Artists, who once had something to say, have retreated into elite enclaves, preoccupied themselves with abstract, self-referential garbage, frivolous entertainment and spectacle. Celebrities, working for advertising agencies and publicists, provide our daily mini-dramas and flood the airwaves with lies on behalf of corporate sponsors. The Democratic Party has sold out working men and women for corporate money. It has permitted the state apparatus to be turned over to corporate interests. There is no liberal institution left—the press, labor, culture, public education, the church or the Democratic Party—that makes any effort to hold back the corporate juggernaut. It is up to us.

We have tolerated the intolerant—from propaganda outlets such as Fox News to Christian fascists to lunatics in the Republican Party to Wall Street and corporations—and we are paying the price. The only place left for us is on the street. We must occupy state and federal offices. We must foment general strikes.

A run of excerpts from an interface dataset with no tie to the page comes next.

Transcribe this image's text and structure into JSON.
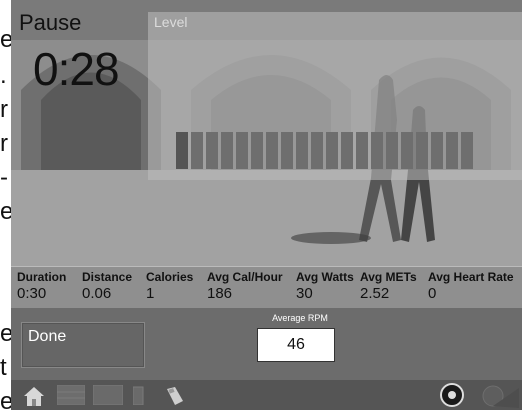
{
  "side_letters": [
    "e",
    ".",
    "r",
    "r",
    "-",
    "e",
    "e",
    "t",
    "e"
  ],
  "workout": {
    "pause_label": "Pause",
    "elapsed_time": "0:28",
    "level_label": "Level"
  },
  "level_bars": {
    "count": 20,
    "active_index": 0
  },
  "stats": [
    {
      "label": "Duration",
      "value": "0:30"
    },
    {
      "label": "Distance",
      "value": "0.06"
    },
    {
      "label": "Calories",
      "value": "1"
    },
    {
      "label": "Avg Cal/Hour",
      "value": "186"
    },
    {
      "label": "Avg Watts",
      "value": "30"
    },
    {
      "label": "Avg METs",
      "value": "2.52"
    },
    {
      "label": "Avg Heart Rate",
      "value": "0"
    }
  ],
  "controls": {
    "done_label": "Done",
    "rpm_title": "Average RPM",
    "rpm_value": "46"
  },
  "toolbar": {
    "icons": [
      "home-icon",
      "grid-icon",
      "screen-icon",
      "phone-icon",
      "usb-icon",
      "headphone-icon",
      "knob-icon"
    ]
  }
}
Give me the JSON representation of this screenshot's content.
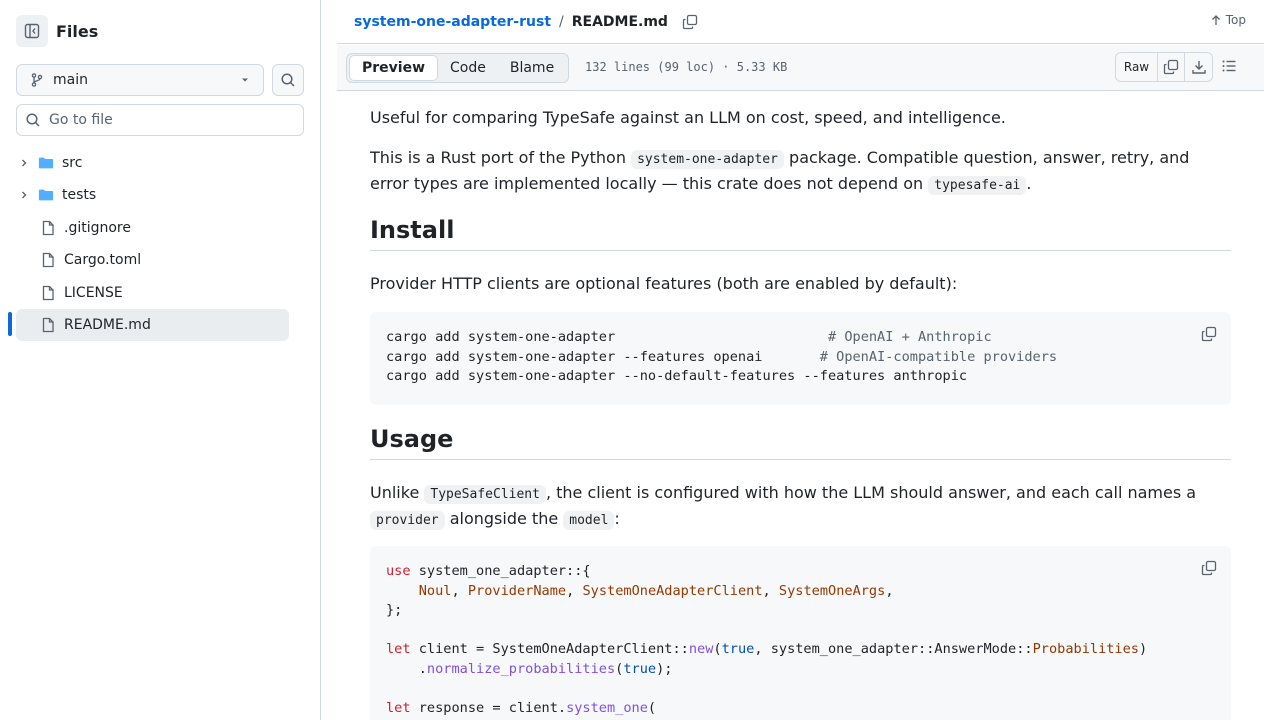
{
  "sidebar": {
    "title": "Files",
    "branch": "main",
    "goto_placeholder": "Go to file",
    "items": [
      {
        "name": "src",
        "type": "folder"
      },
      {
        "name": "tests",
        "type": "folder"
      },
      {
        "name": ".gitignore",
        "type": "file"
      },
      {
        "name": "Cargo.toml",
        "type": "file"
      },
      {
        "name": "LICENSE",
        "type": "file"
      },
      {
        "name": "README.md",
        "type": "file",
        "selected": true
      }
    ]
  },
  "header": {
    "repo": "system-one-adapter-rust",
    "separator": "/",
    "file": "README.md",
    "top_label": "Top"
  },
  "filebar": {
    "tabs": [
      "Preview",
      "Code",
      "Blame"
    ],
    "active_tab": "Preview",
    "meta": "132 lines (99 loc) · 5.33 KB",
    "raw_label": "Raw"
  },
  "readme": {
    "p1": "Useful for comparing TypeSafe against an LLM on cost, speed, and intelligence.",
    "p2_a": "This is a Rust port of the Python ",
    "p2_code": "system-one-adapter",
    "p2_b": " package. Compatible question, answer, retry, and error types are implemented locally — this crate does not depend on ",
    "p2_code2": "typesafe-ai",
    "p2_c": ".",
    "h_install": "Install",
    "p3": "Provider HTTP clients are optional features (both are enabled by default):",
    "install_lines": [
      {
        "cmd": "cargo add system-one-adapter                          ",
        "comment": "# OpenAI + Anthropic"
      },
      {
        "cmd": "cargo add system-one-adapter --features openai       ",
        "comment": "# OpenAI-compatible providers"
      },
      {
        "cmd": "cargo add system-one-adapter --no-default-features --features anthropic",
        "comment": ""
      }
    ],
    "h_usage": "Usage",
    "p4_a": "Unlike ",
    "p4_code1": "TypeSafeClient",
    "p4_b": ", the client is configured with how the LLM should answer, and each call names a ",
    "p4_code2": "provider",
    "p4_c": " alongside the ",
    "p4_code3": "model",
    "p4_d": ":",
    "code": {
      "l1_kw": "use",
      "l1_rest": " system_one_adapter::{",
      "l2_indent": "    ",
      "l2_t1": "Noul",
      "l2_t2": "ProviderName",
      "l2_t3": "SystemOneAdapterClient",
      "l2_t4": "SystemOneArgs",
      "l3": "};",
      "l5_kw": "let",
      "l5_a": " client = SystemOneAdapterClient::",
      "l5_fn": "new",
      "l5_b": "(",
      "l5_true": "true",
      "l5_c": ", system_one_adapter::AnswerMode::",
      "l5_ty": "Probabilities",
      "l5_d": ")",
      "l6_indent": "    .",
      "l6_fn": "normalize_probabilities",
      "l6_a": "(",
      "l6_true": "true",
      "l6_b": ");",
      "l8_kw": "let",
      "l8_a": " response = client.",
      "l8_fn": "system_one",
      "l8_b": "("
    }
  }
}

The powerful, with no check left on their greed and criminality, are gorging on money while they busily foreclose our homes, bust the last of our unions, drive up our health care costs and cement into place a permanent underclass of the broken and the poor. They are slashing our most essential and basic services—including budgets for schools, firefighters and assistance programs for children and the elderly—so we can pay for the fraud they committed when they wiped out $14 trillion of housing wealth, wages and retirement savings. All we have left is the capacity to say “no.” And if enough of us say “no,” if enough of us refuse to cooperate, the despots are in trouble.

“Let me give you a word of the philosophy of reforms,” Frederick Douglass said in 1857. “The whole history of the progress of human history shows that all concessions yet made to her august claims have been born of struggle. ... If there is no struggle there is no progress. Those who profess to favor freedom and yet deprecate agitation are men who want crops without plowing up the ground. They want rain without thunder and lightening. They want the ocean without the awful roar of its many waters. The struggle may be a moral one; or it may be a physical one; or it may be both moral and physical, but it must be a struggle. Power concedes nothing without a demand. It never did and it never will. ...”

Chris Hedges, a fellow at The Nation Institute and a Pulitzer Prize-winning journalist, is the author of “Death of the Liberal Class.”